Let’s first look at soft and hard. Our master has chosen a slight variation on The Strong and The Weak, and has opted for “soft” and “hard.” This really is very telling. The Strong, and The Weak, albeit places, are also ways of doing things. You hold your sword more softly or harder, in various moments. But now let’s back up. We cut more softly or harder. We thrust more softly or harder. We even, can it be?, we even guard more softly or harder? That’s a bit more difficult to picture, isn’t it? We’ll come back to that.
In this system, there are many patterns of 3 of this, 4 of that, 5 of the most important things (do you remember the five Master Strikes?). As you dig in, what you discover is that there is analysis everywhere. We’ll explore another threesome soon, of which we have two parts right now. The two terms “cuts” and “thrusts” are usually combined with the third type of attacking action, “slices.” I’m not sure why our master didn’t use them here, but it makes me sit up and notice. I believe he must have wanted to make a point. So, that says to me that he really wants us to understand that guards can be engaged more softly or harder. And that really is interesting.
Not even having defined guards, or listed out which ones we’ll be learning yet, I have to let it go for the moment. But, when we work on guards more, we’ll remember to explore the question of soft and hard.
Clearly though, it is easy to picture a cut that is struck soft, or hard.
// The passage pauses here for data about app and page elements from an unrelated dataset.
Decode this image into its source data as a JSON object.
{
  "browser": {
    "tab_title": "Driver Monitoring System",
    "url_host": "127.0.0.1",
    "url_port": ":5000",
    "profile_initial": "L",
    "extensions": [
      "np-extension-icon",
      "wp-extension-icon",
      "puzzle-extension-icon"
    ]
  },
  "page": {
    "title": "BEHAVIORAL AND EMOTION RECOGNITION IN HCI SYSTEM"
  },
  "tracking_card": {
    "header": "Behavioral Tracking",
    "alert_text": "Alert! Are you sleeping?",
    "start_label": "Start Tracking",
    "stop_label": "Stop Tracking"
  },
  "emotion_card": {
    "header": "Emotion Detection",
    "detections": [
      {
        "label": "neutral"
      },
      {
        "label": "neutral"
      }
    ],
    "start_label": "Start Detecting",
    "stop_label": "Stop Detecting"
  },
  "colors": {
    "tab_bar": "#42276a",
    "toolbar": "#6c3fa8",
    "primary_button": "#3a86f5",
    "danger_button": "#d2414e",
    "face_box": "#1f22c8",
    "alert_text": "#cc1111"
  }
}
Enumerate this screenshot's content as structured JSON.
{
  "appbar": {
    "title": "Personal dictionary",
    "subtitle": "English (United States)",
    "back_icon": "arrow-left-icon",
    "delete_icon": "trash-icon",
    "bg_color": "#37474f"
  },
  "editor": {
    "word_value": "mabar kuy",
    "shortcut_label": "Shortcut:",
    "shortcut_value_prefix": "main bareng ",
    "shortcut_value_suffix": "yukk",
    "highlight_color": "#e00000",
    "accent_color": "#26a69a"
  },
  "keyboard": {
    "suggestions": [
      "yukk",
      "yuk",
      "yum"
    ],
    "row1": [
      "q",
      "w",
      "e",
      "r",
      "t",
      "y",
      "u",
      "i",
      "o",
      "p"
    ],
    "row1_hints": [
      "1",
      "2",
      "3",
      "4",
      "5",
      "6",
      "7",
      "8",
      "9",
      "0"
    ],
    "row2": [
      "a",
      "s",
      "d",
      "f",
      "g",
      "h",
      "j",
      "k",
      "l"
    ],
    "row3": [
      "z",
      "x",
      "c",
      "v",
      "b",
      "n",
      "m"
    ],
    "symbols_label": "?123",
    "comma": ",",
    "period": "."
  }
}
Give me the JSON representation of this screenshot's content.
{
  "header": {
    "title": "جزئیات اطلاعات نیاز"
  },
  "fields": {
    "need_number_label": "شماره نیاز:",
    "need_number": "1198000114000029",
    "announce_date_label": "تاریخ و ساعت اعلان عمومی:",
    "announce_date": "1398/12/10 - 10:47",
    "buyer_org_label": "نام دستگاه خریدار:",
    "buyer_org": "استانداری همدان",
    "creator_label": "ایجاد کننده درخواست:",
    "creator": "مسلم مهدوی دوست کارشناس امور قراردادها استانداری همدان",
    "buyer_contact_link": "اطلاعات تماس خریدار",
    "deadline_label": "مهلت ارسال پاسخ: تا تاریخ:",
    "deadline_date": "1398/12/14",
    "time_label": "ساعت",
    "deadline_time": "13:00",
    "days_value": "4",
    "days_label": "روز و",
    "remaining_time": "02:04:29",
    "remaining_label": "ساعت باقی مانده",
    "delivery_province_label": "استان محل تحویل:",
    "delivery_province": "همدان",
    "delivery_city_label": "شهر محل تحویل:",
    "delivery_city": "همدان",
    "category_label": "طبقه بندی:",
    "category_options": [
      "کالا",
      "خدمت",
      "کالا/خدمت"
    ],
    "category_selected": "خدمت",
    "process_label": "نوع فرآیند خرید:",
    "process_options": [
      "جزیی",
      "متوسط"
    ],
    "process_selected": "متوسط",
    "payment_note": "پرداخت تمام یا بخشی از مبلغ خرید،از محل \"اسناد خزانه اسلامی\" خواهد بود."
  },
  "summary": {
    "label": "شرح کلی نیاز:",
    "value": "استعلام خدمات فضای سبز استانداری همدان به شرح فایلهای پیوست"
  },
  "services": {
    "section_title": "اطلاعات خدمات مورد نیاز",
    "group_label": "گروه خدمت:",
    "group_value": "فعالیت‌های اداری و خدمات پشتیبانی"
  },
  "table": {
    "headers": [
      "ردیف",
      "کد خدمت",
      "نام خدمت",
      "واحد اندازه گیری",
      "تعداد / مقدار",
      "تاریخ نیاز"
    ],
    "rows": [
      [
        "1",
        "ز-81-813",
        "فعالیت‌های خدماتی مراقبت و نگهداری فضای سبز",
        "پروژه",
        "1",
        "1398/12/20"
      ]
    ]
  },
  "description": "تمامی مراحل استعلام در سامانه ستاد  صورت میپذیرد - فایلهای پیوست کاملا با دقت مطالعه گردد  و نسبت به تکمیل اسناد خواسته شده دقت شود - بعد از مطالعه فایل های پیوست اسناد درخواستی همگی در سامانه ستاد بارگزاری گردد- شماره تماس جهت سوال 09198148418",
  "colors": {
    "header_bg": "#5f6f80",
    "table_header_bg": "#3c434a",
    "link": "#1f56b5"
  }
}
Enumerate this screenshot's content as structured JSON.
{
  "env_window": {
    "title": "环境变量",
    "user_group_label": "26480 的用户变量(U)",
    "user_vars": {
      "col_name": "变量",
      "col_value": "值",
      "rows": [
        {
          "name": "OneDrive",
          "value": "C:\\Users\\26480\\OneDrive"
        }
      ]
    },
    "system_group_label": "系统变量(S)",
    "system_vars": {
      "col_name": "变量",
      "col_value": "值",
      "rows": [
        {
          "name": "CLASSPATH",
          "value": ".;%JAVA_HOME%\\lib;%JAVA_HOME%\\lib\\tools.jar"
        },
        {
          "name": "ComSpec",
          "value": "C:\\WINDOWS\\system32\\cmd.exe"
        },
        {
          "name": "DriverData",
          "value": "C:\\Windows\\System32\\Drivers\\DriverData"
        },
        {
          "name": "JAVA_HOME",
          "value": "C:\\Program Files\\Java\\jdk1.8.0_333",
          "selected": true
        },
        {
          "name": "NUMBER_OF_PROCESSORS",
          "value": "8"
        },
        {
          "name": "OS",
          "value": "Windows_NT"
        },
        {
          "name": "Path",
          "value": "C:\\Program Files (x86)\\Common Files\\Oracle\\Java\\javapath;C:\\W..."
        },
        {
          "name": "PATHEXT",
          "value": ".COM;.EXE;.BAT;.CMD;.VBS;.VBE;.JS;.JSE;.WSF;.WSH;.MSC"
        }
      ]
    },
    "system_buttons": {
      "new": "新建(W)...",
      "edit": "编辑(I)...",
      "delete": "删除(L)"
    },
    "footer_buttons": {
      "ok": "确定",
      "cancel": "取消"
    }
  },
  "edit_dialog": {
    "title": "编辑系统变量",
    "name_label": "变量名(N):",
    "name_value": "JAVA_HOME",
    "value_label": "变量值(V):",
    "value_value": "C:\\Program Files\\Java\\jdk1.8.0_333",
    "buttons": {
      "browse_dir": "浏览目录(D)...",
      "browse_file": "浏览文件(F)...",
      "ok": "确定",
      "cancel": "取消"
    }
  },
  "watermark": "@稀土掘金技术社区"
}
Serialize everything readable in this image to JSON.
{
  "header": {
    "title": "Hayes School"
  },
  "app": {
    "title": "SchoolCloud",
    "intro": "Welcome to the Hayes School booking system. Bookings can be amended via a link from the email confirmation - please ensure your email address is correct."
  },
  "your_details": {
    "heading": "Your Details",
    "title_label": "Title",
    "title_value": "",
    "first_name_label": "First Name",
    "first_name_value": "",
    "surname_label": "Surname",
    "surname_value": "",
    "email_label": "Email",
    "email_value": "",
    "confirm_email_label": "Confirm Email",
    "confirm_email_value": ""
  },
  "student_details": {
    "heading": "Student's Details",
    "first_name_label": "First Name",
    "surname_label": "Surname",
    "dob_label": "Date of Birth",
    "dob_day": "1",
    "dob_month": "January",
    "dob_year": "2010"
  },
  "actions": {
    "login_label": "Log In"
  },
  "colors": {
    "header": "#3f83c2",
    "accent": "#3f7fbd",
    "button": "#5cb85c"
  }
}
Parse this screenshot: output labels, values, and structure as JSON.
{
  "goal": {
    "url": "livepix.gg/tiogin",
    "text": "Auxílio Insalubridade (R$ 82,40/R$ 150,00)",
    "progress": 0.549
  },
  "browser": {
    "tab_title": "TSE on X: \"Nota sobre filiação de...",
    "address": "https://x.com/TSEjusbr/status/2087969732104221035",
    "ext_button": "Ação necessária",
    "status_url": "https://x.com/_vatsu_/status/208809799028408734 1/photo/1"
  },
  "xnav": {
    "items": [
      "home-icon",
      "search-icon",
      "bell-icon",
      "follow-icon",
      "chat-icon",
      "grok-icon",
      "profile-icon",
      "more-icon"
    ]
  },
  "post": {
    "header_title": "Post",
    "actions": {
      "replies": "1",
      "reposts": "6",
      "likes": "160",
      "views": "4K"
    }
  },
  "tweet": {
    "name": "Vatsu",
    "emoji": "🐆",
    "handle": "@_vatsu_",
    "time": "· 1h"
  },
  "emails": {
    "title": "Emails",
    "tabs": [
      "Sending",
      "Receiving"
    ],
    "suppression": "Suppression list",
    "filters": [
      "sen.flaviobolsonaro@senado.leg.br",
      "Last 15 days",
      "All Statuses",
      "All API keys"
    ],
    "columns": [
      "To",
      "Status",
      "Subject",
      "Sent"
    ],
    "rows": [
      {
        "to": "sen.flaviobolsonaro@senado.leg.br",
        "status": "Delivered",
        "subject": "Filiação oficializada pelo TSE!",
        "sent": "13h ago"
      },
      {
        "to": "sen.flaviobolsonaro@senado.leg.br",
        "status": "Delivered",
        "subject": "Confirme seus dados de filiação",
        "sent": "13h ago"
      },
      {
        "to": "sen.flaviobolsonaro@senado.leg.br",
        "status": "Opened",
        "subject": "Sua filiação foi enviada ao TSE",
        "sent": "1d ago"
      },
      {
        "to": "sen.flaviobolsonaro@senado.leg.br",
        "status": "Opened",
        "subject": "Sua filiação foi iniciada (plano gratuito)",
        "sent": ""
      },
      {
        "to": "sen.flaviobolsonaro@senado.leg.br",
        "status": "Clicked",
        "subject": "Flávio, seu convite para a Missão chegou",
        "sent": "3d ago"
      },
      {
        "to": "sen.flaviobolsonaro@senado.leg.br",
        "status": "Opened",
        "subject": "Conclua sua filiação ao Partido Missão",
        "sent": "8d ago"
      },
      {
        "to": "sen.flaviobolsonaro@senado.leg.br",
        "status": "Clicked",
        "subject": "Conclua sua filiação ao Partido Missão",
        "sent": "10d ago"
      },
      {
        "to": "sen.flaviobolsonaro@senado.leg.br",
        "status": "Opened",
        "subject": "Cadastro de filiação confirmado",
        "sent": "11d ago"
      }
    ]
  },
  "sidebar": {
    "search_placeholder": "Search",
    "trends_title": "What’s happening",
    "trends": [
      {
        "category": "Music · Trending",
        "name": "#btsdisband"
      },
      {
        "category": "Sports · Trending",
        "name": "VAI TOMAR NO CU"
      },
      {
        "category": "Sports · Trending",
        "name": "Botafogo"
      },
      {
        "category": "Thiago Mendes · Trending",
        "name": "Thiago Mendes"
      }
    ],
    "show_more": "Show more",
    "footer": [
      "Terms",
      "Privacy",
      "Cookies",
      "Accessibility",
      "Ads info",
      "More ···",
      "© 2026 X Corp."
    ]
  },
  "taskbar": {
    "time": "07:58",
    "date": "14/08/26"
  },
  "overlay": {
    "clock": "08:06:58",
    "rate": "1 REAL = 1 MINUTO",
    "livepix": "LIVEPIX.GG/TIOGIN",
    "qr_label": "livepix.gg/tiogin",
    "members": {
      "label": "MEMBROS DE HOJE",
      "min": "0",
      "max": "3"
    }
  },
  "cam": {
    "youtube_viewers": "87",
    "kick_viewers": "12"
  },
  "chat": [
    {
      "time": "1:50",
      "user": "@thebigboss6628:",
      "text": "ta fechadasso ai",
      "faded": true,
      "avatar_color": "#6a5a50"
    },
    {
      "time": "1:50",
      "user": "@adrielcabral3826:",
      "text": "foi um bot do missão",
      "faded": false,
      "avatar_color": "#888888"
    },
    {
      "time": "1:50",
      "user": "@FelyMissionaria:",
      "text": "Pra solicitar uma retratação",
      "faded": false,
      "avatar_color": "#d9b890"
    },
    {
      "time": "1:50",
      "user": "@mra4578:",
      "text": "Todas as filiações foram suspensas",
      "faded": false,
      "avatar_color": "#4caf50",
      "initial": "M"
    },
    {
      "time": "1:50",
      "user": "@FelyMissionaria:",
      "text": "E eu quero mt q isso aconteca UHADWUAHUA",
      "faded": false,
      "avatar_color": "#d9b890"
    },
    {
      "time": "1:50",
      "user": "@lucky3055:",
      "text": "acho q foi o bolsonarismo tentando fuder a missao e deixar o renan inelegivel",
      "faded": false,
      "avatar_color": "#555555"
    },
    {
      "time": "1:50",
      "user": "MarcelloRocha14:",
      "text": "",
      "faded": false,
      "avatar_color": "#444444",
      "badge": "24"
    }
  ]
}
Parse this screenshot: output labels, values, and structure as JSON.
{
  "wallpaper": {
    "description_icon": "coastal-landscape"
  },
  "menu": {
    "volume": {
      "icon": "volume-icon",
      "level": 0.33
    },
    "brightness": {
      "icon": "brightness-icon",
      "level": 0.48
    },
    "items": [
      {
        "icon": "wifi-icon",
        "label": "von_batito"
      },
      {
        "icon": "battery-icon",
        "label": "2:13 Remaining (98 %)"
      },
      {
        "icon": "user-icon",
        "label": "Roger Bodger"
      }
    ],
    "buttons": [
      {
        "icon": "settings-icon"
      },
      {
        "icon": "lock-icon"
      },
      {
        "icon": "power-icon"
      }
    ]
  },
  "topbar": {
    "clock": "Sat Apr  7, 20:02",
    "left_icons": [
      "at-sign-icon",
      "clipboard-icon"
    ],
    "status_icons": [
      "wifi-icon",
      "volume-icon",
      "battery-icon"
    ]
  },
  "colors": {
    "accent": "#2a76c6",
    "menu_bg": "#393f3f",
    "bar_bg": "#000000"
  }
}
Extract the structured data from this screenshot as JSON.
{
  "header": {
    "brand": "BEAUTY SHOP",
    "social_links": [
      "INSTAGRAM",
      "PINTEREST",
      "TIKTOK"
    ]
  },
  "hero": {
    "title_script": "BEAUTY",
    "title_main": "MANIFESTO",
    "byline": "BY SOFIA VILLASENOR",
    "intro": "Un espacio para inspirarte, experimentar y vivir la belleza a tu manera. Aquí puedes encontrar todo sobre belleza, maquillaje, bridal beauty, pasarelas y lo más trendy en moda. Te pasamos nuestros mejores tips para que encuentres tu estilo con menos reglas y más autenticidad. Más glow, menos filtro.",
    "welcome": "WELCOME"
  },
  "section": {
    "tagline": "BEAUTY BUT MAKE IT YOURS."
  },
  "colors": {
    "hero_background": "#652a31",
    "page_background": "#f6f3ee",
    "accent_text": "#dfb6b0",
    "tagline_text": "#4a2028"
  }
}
It is easy to picture a soft thrust or a hard one. Don’t always assume hard. Soft is very good too!